Chicken processing plant odd fit for growing upscale riverfront development
West Columbia is taking steps to breathe new life into key parts of the city.
Plans call for bringing public art, streetscapes, facade improvements, housing and business to West Columbia while increasing community involvement and economic development.
It’s the latest chapter in the city’s efforts to bring development across the river from Columbia’s booming Vista. As early as 2004, Mayor Bobby Horton told The State he wanted the growth to cross over into West Columbia.
Now, Horton said, the city has a road map from a Florida-based firm that specializes in redevelopment projects. RMA assessed the city’s needs by talking to citizens and business owners. On Monday, the West Columbia City Council approved the plan.
The goal is to reshape some historic areas, create niche identities for each community and to connect all those communities.
A notable component is the focus on developing District 5, a historically black, low-income area full of rental properties and not many jobs.
The district was a product of segregation and, after that, had a main highway — Jarvis Klapman Boulevard — built through the heart of it. Many people drive through District 5 to get other places, but not into it.
As a result, the area has remained “stagnant” and the city has not paid much attention to trying to develop it, either, city leaders say.

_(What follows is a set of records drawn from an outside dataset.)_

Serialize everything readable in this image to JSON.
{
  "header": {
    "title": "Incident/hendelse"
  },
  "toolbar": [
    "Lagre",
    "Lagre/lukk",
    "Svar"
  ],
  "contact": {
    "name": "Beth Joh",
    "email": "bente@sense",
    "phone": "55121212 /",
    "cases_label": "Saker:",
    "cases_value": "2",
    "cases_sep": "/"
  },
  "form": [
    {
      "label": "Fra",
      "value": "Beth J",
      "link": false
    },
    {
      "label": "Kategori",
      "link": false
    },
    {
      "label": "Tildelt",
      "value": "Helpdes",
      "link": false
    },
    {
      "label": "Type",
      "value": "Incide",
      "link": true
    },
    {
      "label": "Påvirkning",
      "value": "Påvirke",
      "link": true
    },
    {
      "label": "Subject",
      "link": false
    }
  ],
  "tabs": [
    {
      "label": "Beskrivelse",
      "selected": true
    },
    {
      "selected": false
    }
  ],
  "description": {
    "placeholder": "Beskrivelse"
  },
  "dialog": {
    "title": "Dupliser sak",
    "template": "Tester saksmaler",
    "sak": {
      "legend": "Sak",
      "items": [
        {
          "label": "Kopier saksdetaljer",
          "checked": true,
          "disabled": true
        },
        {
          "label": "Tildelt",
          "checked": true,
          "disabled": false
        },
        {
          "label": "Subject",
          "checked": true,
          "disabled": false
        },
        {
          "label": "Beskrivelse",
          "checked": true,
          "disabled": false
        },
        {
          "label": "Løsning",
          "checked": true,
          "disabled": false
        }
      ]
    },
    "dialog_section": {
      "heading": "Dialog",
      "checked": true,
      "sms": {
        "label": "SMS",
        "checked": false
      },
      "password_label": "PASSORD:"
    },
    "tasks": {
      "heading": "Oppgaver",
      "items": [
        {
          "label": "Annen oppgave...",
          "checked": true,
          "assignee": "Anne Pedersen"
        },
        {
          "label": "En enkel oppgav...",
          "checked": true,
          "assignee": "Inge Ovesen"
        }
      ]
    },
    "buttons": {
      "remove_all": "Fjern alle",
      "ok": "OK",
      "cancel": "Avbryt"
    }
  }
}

The hope, council member Tem Miles said, is to attract private investment.
“Everyone agrees that the status quo is not acceptable,” he said.
The plan, which is estimated to cost more than $28 million, includes efforts in nine areas of the city:
- Riverfront district
- Capitol Square
- House of Raeford area, site of a chicken processing plant
- Meeting Street corridor
- Triangle City
- I-26 and U.S. 378/Sunset Boulevard
- U.S. 378 corridor between I-26 and I-20
Information distributed at public information meetings hosted by the city includes guidance on attracting new business and offering incentives to residents to improve their neighborhoods.
In the Riverfront district, the recommendations are to connect Capitol Square and Meeting Street with a walkway, enforce anti-blight ordinances, continue sprucing up area businesses and create more green spaces by demolishing deteriorated properties. Also on the list is hosting events with pop-up shops.
In Lakeview, a streetscaping plan to improve the main visitor areas would be crafted and implemented. An RMA official said the area already has an “asset,” a large industrial kitchen. The kitchen could be used in off-hours for cooking classes and a “food incubator” for aspiring culinary professionals.
RMA’s plan calls for a center for performing arts in both Lakeview and the Colite districts.
Even the House of Raeford chicken plant, an old neighbor and economic boon often maligned for its sights and smells, could get a facelift. By working with the owners, the city would add public art to the front of the plant. The plans also include steps to improve pedestrian safety at the plant, as well as its waste management.
Three of the nine areas — Triangle City, the Colite property and Lakeview — would be turned into special tax districts called TIFs, according to the plan.
In simple terms, creating a TIF district means the city is betting those areas will develop, which would increase property tax revenue. All of that extra tax revenue — including that which would go to the schools — would be spent on improvements in the tax district. For the tax plan to move forward, the Lexington 2 school board and Lexington County Council would have to agree.
Along with the redevelopment recommendations, RMA also was asked to create a community revitalization plan, what Miles called “spiritual redevelopment.” That part includes initiatives to get residents more engaged: starting mentorship programs in underserved areas, creating more mixed-income and family housing and equipping police with resources for community policing.
Getting the people who live in areas prime for development to feel invested in the improvements is key, Miles said.
“You can have the nicest sidewalks in the world inside of a ghost town and nobody’s going to appreciate them,” he said.
Although the city has accepted RMA’s plan, it will take time for all of the changes to be completed. Miles said full implementation will take 20 to 25 years.
City officials said residents can still comment on the plan by attending city council meetings and work sessions. The next council work session is scheduled for 6 p.m. Monday, Nov. 19 at city hall (200 North 12th St., West Columbia). The next council meeting is scheduled for 6 p.m. Tuesday, Dec. 4.